Following figures released recently by the Office for National Statistics (ONS), which show that the demand for UK goods and services is growing across the globe, national audit, tax, advisory and risk firm, Crowe, identifies this as an opportunity for manufacturers to take their ideas and products out to global markets.
The ONS figures show that UK exports continued to increase, up by 2.7% to £634.1 billion in 2018. Exports to non-EU trading partners in 2018 hit a new record high of £345.1 billion – demonstrating a growing appetite for British goods and services outside of the UK.
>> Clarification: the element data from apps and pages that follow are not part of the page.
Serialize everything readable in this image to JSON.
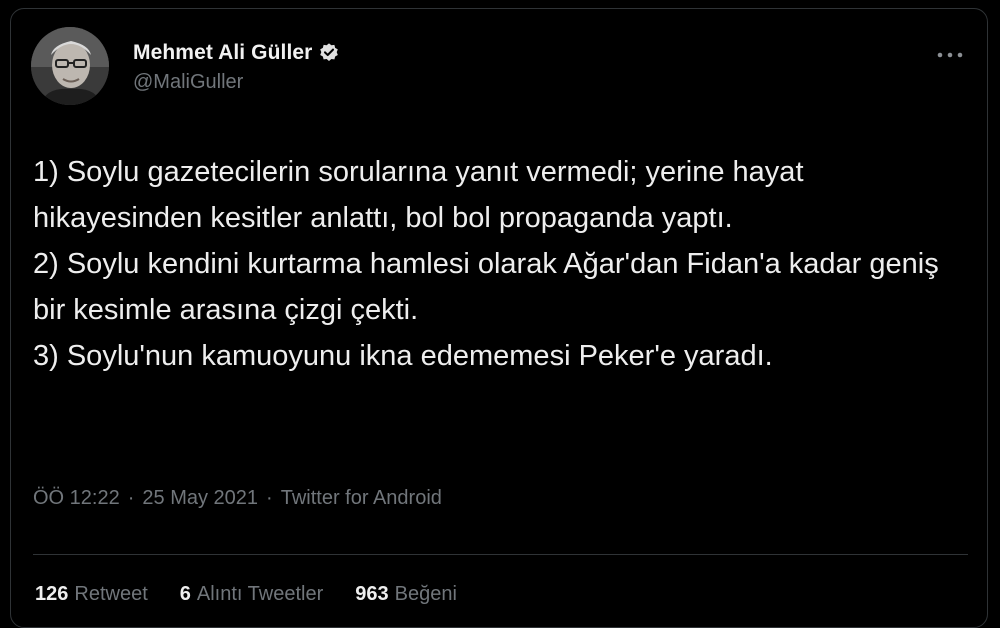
{
  "tweet": {
    "author": {
      "name": "Mehmet Ali Güller",
      "handle": "@MaliGuller",
      "verified": true
    },
    "text": "1) Soylu gazetecilerin sorularına yanıt vermedi; yerine hayat hikayesinden kesitler anlattı, bol bol propaganda yaptı.\n2) Soylu kendini kurtarma hamlesi olarak Ağar'dan Fidan'a kadar geniş bir kesimle arasına çizgi çekti.\n3) Soylu'nun kamuoyunu ikna edememesi Peker'e yaradı.",
    "time": "ÖÖ 12:22",
    "date": "25 May 2021",
    "separator": "·",
    "source": "Twitter for Android",
    "stats": {
      "retweets": {
        "count": "126",
        "label": "Retweet"
      },
      "quotes": {
        "count": "6",
        "label": "Alıntı Tweetler"
      },
      "likes": {
        "count": "963",
        "label": "Beğeni"
      }
    }
  },
  "icons": {
    "verified": "verified-badge-icon",
    "more": "more-options-icon",
    "avatar": "user-photo"
  },
  "colors": {
    "background": "#000000",
    "text": "#e7e9ea",
    "secondary": "#71767b",
    "border": "#2f3336"
  }
}
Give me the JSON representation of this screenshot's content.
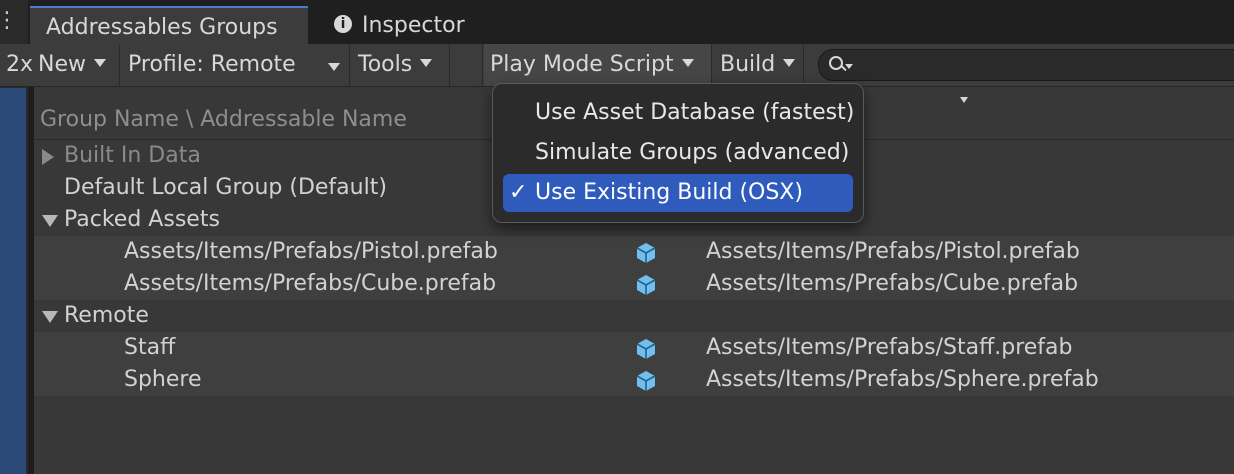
{
  "left_strip": {
    "glyph": "⋮"
  },
  "tabs": [
    {
      "label": "Addressables Groups"
    },
    {
      "label": "Inspector",
      "icon": "info-icon"
    }
  ],
  "toolbar": {
    "zoom": "2x",
    "new_label": "New",
    "profile_label": "Profile: Remote",
    "tools_label": "Tools",
    "play_mode_label": "Play Mode Script",
    "build_label": "Build",
    "search_placeholder": ""
  },
  "tree": {
    "header": "Group Name \\ Addressable Name",
    "rows": [
      {
        "label": "Built In Data"
      },
      {
        "label": "Default Local Group (Default)"
      },
      {
        "label": "Packed Assets"
      },
      {
        "label": "Assets/Items/Prefabs/Pistol.prefab",
        "path": "Assets/Items/Prefabs/Pistol.prefab"
      },
      {
        "label": "Assets/Items/Prefabs/Cube.prefab",
        "path": "Assets/Items/Prefabs/Cube.prefab"
      },
      {
        "label": "Remote"
      },
      {
        "label": "Staff",
        "path": "Assets/Items/Prefabs/Staff.prefab"
      },
      {
        "label": "Sphere",
        "path": "Assets/Items/Prefabs/Sphere.prefab"
      }
    ]
  },
  "dropdown": {
    "items": [
      {
        "label": "Use Asset Database (fastest)"
      },
      {
        "label": "Simulate Groups (advanced)"
      },
      {
        "label": "Use Existing Build (OSX)",
        "check": "✓"
      }
    ]
  },
  "colors": {
    "accent": "#2f5bbd",
    "cube": "#6ec0f0"
  }
}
UK exports to India are increasing at the fastest rate among the UK’s top non-EU trading partners, with exports up by 19.3%. This was followed by Japan (7.9%), China (4.6%) and Canada (4.2%). While the UK’s trade with the rest of the world has been increasing, the share of UK exports to the EU over the past ten years has declined by nearly 5% to 45.6%.
Michael Jayson, managing partner of Crowe’s Manchester office, says businesses should make the most of this positive news for UK exports and outlines the tax incentives available to many businesses.
“There are huge incentives in the UK to innovate, particularly through the Patent Box tax relief regime, but too many manufacturers are put off by its complexity.”
The Patent Box regime was introduced in the UK in 2013 to promote innovation and research and development. The scheme provides a tax incentive to businesses to make profits from their patents by reducing the tax on those profits.
Mr Jayson said: “By electing in to the Patent Box, an innovative company can achieve a significant long-term reduction in its corporation tax bill.”
He added that the recent Jaguar Land Rover (JLR) copyright win is another rallying call to UK manufacturers.
“Many business owners and directors have, until now, viewed JLR’s court case with apprehension. They have taken the view that applying for a worldwide patent and seeking to embed the maximum protection for their products and processes is costly to set up and to enforce, and JLR’s battle in China has not helped east this assumption.
“However, a worldwide patent should be seen as a mark of quality in the goods and services that UK businesses provide.
“The conclusion of this case reaffirms the fact that UK products and services are in demand and well respected across the world, and now is a prime time for UK manufacturers to consider entering global markets.”
More details on the Patent Box and whether businesses should consider electing in to the tax incentive can be found here.